*WHAT THIS TASK INVOLVES*
Only a number is wanted here. Tally the lines of the data that contain "Revisão".
*** SUPPLIED DATA Section Begins ***
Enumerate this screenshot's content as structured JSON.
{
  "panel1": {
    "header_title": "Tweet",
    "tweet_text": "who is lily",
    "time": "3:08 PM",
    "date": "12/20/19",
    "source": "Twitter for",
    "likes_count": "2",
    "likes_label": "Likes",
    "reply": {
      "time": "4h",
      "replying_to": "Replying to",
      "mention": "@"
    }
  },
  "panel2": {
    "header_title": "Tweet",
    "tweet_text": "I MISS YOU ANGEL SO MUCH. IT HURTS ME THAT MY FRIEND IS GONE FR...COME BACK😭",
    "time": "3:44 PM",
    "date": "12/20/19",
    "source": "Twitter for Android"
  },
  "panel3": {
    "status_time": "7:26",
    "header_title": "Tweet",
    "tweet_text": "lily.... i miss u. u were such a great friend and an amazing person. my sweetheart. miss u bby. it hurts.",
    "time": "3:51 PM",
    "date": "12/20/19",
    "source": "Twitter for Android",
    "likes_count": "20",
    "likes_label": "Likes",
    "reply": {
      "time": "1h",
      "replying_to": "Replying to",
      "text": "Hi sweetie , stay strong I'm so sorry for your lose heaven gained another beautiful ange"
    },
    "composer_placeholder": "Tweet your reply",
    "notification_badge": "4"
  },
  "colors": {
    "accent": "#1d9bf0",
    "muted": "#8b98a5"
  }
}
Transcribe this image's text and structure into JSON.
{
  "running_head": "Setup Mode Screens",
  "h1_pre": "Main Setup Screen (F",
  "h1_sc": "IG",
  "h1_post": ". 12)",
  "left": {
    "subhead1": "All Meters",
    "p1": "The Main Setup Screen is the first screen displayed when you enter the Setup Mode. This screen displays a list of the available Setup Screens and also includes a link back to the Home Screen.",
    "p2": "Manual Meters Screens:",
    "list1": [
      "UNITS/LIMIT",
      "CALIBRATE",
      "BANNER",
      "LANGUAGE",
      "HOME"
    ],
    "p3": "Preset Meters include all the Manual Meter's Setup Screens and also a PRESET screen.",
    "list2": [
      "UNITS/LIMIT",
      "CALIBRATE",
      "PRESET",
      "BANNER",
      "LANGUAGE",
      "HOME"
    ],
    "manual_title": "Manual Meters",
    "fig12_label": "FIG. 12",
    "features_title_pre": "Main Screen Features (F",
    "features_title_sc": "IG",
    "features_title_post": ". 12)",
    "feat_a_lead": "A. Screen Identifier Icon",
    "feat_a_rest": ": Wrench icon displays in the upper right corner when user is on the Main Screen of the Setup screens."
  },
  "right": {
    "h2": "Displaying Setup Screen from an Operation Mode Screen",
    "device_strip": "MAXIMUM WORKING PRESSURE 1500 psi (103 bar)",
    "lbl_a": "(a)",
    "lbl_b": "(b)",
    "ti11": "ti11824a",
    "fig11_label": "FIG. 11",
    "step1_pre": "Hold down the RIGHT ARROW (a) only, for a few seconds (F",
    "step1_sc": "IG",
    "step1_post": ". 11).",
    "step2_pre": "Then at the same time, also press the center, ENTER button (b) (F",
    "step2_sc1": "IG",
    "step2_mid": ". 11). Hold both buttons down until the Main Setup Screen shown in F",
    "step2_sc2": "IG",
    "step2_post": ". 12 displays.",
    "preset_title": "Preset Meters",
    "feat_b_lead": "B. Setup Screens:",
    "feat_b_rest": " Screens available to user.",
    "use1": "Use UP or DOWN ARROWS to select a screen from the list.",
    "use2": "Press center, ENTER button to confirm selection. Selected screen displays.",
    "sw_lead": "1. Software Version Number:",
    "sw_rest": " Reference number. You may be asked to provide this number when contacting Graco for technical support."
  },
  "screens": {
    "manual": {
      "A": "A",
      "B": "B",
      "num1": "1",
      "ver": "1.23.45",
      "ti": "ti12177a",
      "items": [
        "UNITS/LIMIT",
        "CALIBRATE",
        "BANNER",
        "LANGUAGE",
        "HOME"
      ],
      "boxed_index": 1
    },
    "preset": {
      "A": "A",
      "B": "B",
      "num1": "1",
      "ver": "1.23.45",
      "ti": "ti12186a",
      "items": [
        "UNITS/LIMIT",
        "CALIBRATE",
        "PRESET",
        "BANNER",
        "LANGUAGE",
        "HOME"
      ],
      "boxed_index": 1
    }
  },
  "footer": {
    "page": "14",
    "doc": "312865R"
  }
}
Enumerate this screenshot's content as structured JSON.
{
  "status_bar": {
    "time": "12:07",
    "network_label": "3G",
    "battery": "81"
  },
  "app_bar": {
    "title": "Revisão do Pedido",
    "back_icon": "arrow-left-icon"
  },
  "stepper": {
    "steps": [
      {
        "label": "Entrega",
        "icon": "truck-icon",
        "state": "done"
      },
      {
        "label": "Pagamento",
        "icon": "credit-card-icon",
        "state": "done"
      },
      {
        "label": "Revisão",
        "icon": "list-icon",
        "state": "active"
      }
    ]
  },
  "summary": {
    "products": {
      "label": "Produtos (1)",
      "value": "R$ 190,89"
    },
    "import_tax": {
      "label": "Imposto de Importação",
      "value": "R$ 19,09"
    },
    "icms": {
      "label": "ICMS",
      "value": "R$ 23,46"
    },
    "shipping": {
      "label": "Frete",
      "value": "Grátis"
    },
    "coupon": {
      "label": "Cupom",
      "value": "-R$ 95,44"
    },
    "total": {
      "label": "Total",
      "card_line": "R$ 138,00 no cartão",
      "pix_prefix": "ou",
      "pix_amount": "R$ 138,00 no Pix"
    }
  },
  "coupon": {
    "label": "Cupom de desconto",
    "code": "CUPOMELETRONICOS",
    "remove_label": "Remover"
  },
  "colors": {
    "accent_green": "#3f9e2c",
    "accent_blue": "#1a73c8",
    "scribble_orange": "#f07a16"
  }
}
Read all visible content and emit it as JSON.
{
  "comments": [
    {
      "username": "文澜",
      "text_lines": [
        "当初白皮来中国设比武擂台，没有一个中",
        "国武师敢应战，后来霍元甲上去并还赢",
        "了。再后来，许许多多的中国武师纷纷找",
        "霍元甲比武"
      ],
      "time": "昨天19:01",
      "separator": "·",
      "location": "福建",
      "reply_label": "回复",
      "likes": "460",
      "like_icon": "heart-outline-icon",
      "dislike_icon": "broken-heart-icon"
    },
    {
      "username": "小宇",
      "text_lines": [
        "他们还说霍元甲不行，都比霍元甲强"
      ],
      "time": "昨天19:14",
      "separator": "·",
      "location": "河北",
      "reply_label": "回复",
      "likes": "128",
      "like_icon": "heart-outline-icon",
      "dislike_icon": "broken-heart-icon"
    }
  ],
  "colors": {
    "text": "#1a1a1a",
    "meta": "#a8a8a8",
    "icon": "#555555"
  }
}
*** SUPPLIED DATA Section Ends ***
*TASK ANSWER*
2